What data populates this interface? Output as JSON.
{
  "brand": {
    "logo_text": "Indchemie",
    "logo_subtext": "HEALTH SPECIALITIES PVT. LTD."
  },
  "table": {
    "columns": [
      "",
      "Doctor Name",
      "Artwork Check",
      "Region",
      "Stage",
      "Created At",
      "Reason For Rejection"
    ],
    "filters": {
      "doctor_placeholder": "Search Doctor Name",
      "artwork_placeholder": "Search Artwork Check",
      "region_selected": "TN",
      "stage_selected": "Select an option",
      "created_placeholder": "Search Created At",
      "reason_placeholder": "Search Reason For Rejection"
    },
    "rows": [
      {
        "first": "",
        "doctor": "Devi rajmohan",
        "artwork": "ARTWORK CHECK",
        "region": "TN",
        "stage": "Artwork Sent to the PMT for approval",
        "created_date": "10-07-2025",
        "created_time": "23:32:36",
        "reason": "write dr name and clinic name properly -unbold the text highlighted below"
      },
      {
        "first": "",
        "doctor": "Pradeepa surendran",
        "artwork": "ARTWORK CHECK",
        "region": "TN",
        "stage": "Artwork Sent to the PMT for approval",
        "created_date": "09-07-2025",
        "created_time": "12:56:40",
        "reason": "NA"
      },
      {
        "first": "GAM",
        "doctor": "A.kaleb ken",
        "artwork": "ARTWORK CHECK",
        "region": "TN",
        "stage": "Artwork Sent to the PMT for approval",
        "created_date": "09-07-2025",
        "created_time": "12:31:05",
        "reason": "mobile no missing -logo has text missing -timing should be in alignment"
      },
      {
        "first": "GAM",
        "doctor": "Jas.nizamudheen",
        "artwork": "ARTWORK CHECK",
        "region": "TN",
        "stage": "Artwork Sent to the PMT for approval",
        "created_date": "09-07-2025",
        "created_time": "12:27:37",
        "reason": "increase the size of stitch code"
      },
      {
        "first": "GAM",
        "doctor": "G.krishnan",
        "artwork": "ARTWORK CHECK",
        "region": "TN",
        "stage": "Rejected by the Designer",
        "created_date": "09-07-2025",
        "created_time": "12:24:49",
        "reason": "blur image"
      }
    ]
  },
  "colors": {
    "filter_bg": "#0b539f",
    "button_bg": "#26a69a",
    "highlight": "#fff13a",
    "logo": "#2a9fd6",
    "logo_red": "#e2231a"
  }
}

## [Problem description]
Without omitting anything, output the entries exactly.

## [Your response]
What data populates this interface? Output as JSON.
{
  "brand": {
    "logo_text": "Indchemie",
    "logo_subtext": "HEALTH SPECIALITIES PVT. LTD."
  },
  "table": {
    "columns": [
      "",
      "Doctor Name",
      "Artwork Check",
      "Region",
      "Stage",
      "Created At",
      "Reason For Rejection"
    ],
    "filters": {
      "doctor_placeholder": "Search Doctor Name",
      "artwork_placeholder": "Search Artwork Check",
      "region_selected": "TN",
      "stage_selected": "Select an option",
      "created_placeholder": "Search Created At",
      "reason_placeholder": "Search Reason For Rejection"
    },
    "rows": [
      {
        "first": "",
        "doctor": "Devi rajmohan",
        "artwork": "ARTWORK CHECK",
        "region": "TN",
        "stage": "Artwork Sent to the PMT for approval",
        "created_date": "10-07-2025",
        "created_time": "23:32:36",
        "reason": "write dr name and clinic name properly -unbold the text highlighted below"
      },
      {
        "first": "",
        "doctor": "Pradeepa surendran",
        "artwork": "ARTWORK CHECK",
        "region": "TN",
        "stage": "Artwork Sent to the PMT for approval",
        "created_date": "09-07-2025",
        "created_time": "12:56:40",
        "reason": "NA"
      },
      {
        "first": "GAM",
        "doctor": "A.kaleb ken",
        "artwork": "ARTWORK CHECK",
        "region": "TN",
        "stage": "Artwork Sent to the PMT for approval",
        "created_date": "09-07-2025",
        "created_time": "12:31:05",
        "reason": "mobile no missing -logo has text missing -timing should be in alignment"
      },
      {
        "first": "GAM",
        "doctor": "Jas.nizamudheen",
        "artwork": "ARTWORK CHECK",
        "region": "TN",
        "stage": "Artwork Sent to the PMT for approval",
        "created_date": "09-07-2025",
        "created_time": "12:27:37",
        "reason": "increase the size of stitch code"
      },
      {
        "first": "GAM",
        "doctor": "G.krishnan",
        "artwork": "ARTWORK CHECK",
        "region": "TN",
        "stage": "Rejected by the Designer",
        "created_date": "09-07-2025",
        "created_time": "12:24:49",
        "reason": "blur image"
      }
    ]
  },
  "colors": {
    "filter_bg": "#0b539f",
    "button_bg": "#26a69a",
    "highlight": "#fff13a",
    "logo": "#2a9fd6",
    "logo_red": "#e2231a"
  }
}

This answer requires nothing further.